[ABOUT THIS EXERCISE] Pictures stay out; everything else in the records below is copied exactly.

[EXERCISE DATA]

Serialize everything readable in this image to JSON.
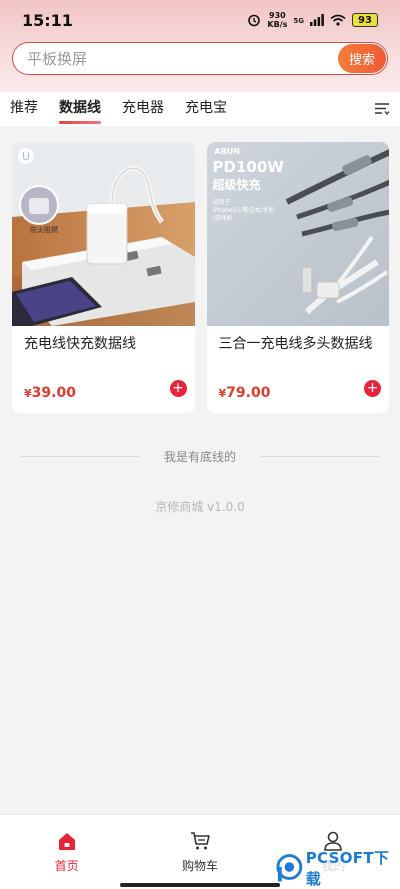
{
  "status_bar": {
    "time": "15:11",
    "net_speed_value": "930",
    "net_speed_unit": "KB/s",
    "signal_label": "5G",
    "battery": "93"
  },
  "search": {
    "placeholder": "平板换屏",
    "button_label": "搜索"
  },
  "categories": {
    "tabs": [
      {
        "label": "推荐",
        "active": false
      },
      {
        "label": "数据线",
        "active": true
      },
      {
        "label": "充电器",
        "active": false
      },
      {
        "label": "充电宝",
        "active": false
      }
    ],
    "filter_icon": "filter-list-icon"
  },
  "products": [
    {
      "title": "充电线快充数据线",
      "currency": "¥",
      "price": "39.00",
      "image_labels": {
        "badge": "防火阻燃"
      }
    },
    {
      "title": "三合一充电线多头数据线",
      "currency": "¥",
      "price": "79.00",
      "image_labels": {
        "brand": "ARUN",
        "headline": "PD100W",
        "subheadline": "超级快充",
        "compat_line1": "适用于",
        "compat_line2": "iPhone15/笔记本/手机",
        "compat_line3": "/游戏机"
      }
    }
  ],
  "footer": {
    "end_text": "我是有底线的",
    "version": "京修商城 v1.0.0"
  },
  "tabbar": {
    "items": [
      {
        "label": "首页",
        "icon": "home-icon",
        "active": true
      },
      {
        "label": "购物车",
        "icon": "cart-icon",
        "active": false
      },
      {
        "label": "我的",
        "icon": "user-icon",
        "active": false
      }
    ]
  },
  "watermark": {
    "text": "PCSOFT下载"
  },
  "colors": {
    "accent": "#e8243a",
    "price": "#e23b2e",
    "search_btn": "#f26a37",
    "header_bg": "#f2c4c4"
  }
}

[ANSWER SECTION]
Serialize everything readable in this image to JSON.
{
  "status_bar": {
    "time": "15:11",
    "net_speed_value": "930",
    "net_speed_unit": "KB/s",
    "signal_label": "5G",
    "battery": "93"
  },
  "search": {
    "placeholder": "平板换屏",
    "button_label": "搜索"
  },
  "categories": {
    "tabs": [
      {
        "label": "推荐",
        "active": false
      },
      {
        "label": "数据线",
        "active": true
      },
      {
        "label": "充电器",
        "active": false
      },
      {
        "label": "充电宝",
        "active": false
      }
    ],
    "filter_icon": "filter-list-icon"
  },
  "products": [
    {
      "title": "充电线快充数据线",
      "currency": "¥",
      "price": "39.00",
      "image_labels": {
        "badge": "防火阻燃"
      }
    },
    {
      "title": "三合一充电线多头数据线",
      "currency": "¥",
      "price": "79.00",
      "image_labels": {
        "brand": "ARUN",
        "headline": "PD100W",
        "subheadline": "超级快充",
        "compat_line1": "适用于",
        "compat_line2": "iPhone15/笔记本/手机",
        "compat_line3": "/游戏机"
      }
    }
  ],
  "footer": {
    "end_text": "我是有底线的",
    "version": "京修商城 v1.0.0"
  },
  "tabbar": {
    "items": [
      {
        "label": "首页",
        "icon": "home-icon",
        "active": true
      },
      {
        "label": "购物车",
        "icon": "cart-icon",
        "active": false
      },
      {
        "label": "我的",
        "icon": "user-icon",
        "active": false
      }
    ]
  },
  "watermark": {
    "text": "PCSOFT下载"
  },
  "colors": {
    "accent": "#e8243a",
    "price": "#e23b2e",
    "search_btn": "#f26a37",
    "header_bg": "#f2c4c4"
  }
}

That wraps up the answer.